- Look at your windows from every angle in various lighting to ensure they’re crystal clear.
Trim and Tires
I’m not a real fan of shiny tires on most vehicles (like my Jeep), but I guess it looks OK on the wife’s new car. I also find it really hard to believe that auto manufacturers, including Jeep, are still using uber-crappy plastic to cover so much visible trim. This stuff fades too fast, looks cheap, is cheap and… arg… I just hate it.
I did, however, finally find a really solid solution to restoring and maintaining that crappy plastic: Armor All’s Outlast Trim and Plastic Restorer. I know there are plenty of products that can or claim to restore plastic, but this stuff is just great, in my experience. I’ve used it on my Jeep aftermarket fender flares and other areas for about a year and it holds up really well through a wash or three before needing a refresh. And it’s not too shiny, which is a big plus to me.
To dress the trim and tires, use a durable dressing, like Tire and Trim Gel for Plastic and Rubber from Chemical Guys and a clean applicator, like the Durafoam Tire Dressing Applicator, also from Chemical Guys.
- Make sure the tires are good and dry.
- Spray your tire dressing on the applicator away from the car, not directly on the tire.
- Apply the dressing all the way around the tire.
- When all four are done, roll the vehicle forward or backward so the bottoms of the tires become the tops. Touch-up that little area on all four that you likely couldn’t get to if your tires are properly inflated. 🙂
- Dress the trim using a different applicator, but similar process—spray onto the applicator, not the trim directly and use long even strokes to apply.
Most people forget about the door jambs, but they’re the first thing you see when you open your car door! Here’s how to clean them and keep them clean(er).
- Open all doors and the hood and trunk of the vehicle.
- Vacuum up any leaves or heavy dirt from the hood and trunk jambs (ideally, you should do this part before you wash the car the first time, but after the first time, these maintenance washes should only require wiping the jambs down unless you park under lots of trees).
- If they’re fairly dirty, use a damp, older cloth to wipe the jambs down, following-up with a dry rag.
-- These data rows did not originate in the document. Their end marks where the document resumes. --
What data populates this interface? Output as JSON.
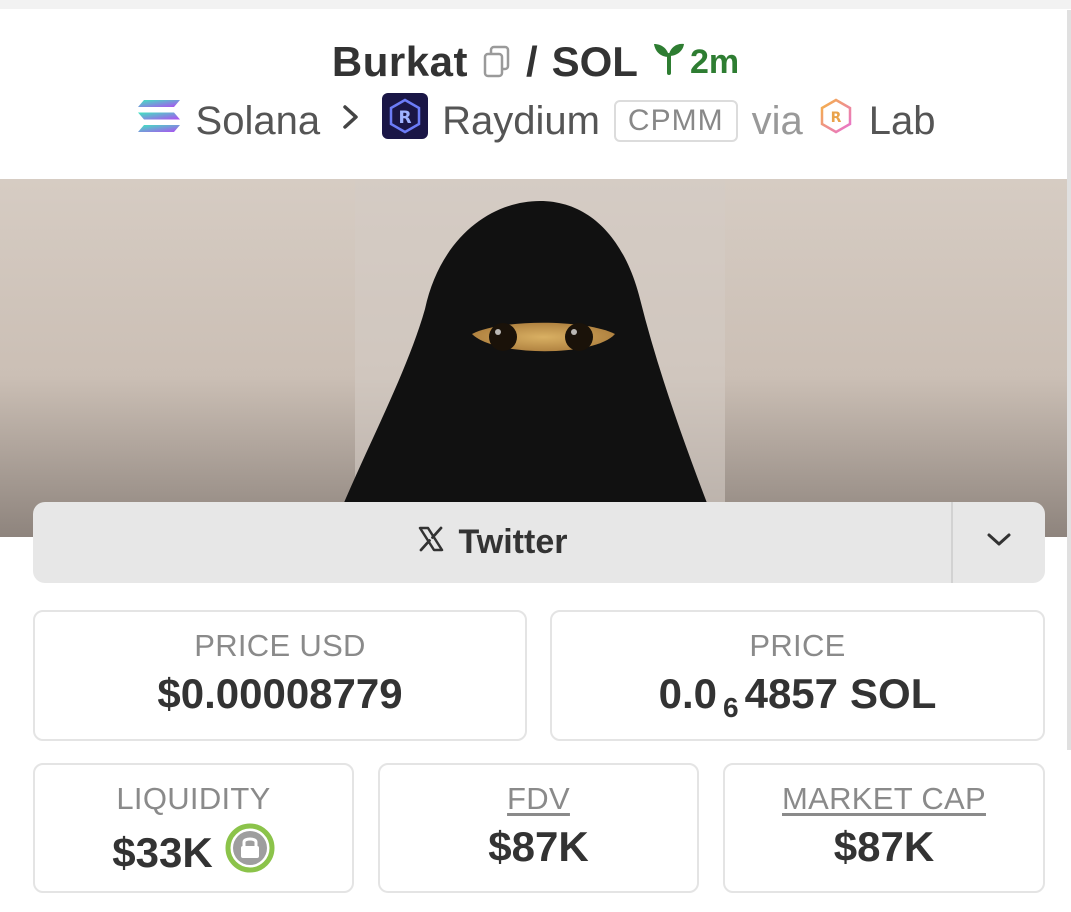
{
  "header": {
    "token_name": "Burkat",
    "separator": "/",
    "quote_symbol": "SOL",
    "age": "2m",
    "icons": {
      "copy": "copy-icon",
      "age": "seedling-icon"
    }
  },
  "chain_row": {
    "chain": "Solana",
    "dex": "Raydium",
    "pool_type": "CPMM",
    "via": "via",
    "launchpad": "Lab",
    "icons": {
      "chain": "solana-logo-icon",
      "separator": "chevron-right-icon",
      "dex": "raydium-logo-icon",
      "launchpad": "raydium-lab-logo-icon"
    }
  },
  "banner": {
    "alt": "token-banner-image"
  },
  "social": {
    "twitter_label": "Twitter",
    "icons": {
      "twitter": "x-logo-icon",
      "more": "chevron-down-icon"
    }
  },
  "stats": {
    "price_usd": {
      "label": "PRICE USD",
      "value": "$0.00008779"
    },
    "price": {
      "label": "PRICE",
      "prefix": "0.0",
      "zeros": "6",
      "digits": "4857",
      "unit": "SOL"
    },
    "liquidity": {
      "label": "LIQUIDITY",
      "value": "$33K"
    },
    "fdv": {
      "label": "FDV",
      "value": "$87K"
    },
    "market_cap": {
      "label": "MARKET CAP",
      "value": "$87K"
    }
  },
  "colors": {
    "age_green": "#2e7d32",
    "lock_green": "#8bc34a",
    "social_bg": "#e7e7e7",
    "card_border": "#e4e4e4"
  }
}
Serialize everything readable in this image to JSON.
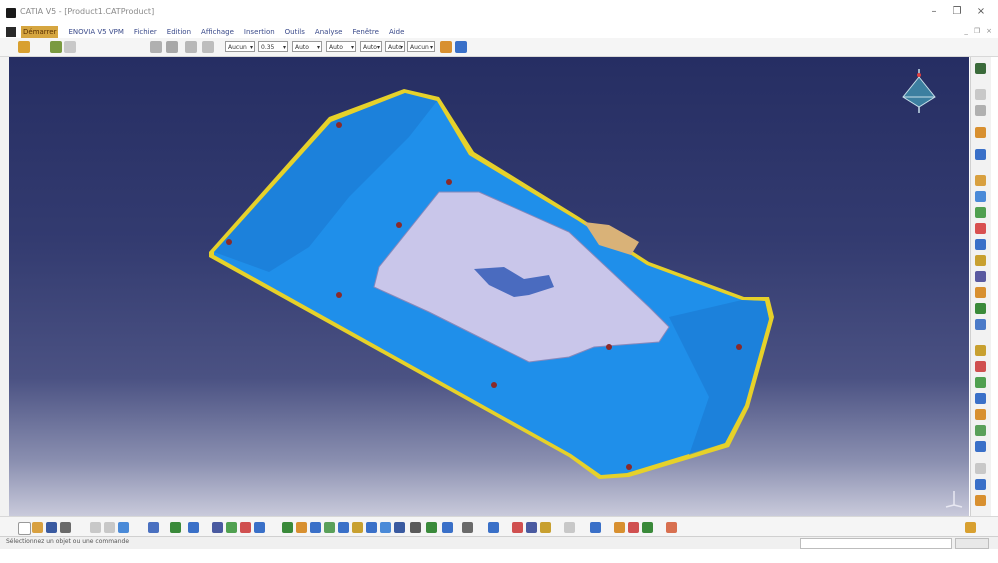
{
  "window": {
    "title": "CATIA V5 - [Product1.CATProduct]",
    "minimize_label": "–",
    "maximize_label": "❐",
    "close_label": "×"
  },
  "menu": {
    "items": [
      "Démarrer",
      "ENOVIA V5 VPM",
      "Fichier",
      "Edition",
      "Affichage",
      "Insertion",
      "Outils",
      "Analyse",
      "Fenêtre",
      "Aide"
    ]
  },
  "toolbar": {
    "selects": [
      "Aucun",
      "0.35",
      "Auto",
      "Auto",
      "Auto",
      "Auto",
      "Aucun"
    ]
  },
  "status": {
    "message": "Sélectionnez un objet ou une commande"
  },
  "colors": {
    "viewport_top": "#262e63",
    "viewport_bottom": "#c9cadb",
    "part_blue": "#1f8fea",
    "part_edge": "#e6d12a",
    "inner_panel": "#c9c6ea",
    "accent_tab": "#d9b278"
  },
  "icons": {
    "compass": "compass-icon",
    "axis": "axis-icon",
    "app": "catia-icon"
  }
}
- Once dry, use a spray wax, like Meguires Ultimate Quik Wax or similar, to further clean and now protect all of the jambs using a new, clean towel. As an aside: this product is great to use in between more thorough seasonal waxing.
It’s certainly not rocket science to wash a car or truck. But like anything, the proper tools and procedures make all the difference in the world. Fine scratches are usually written-off by most as normal wear and tear or perhaps weather related. That’s usually not the case and, instead, incorrectly washing the vehicle is the more likely scenario. Hopefully, you learned some stuff here today. We’ll do a few more of these in the near future covering in-depth exterior and interior detailing. Maybe a video or three, too.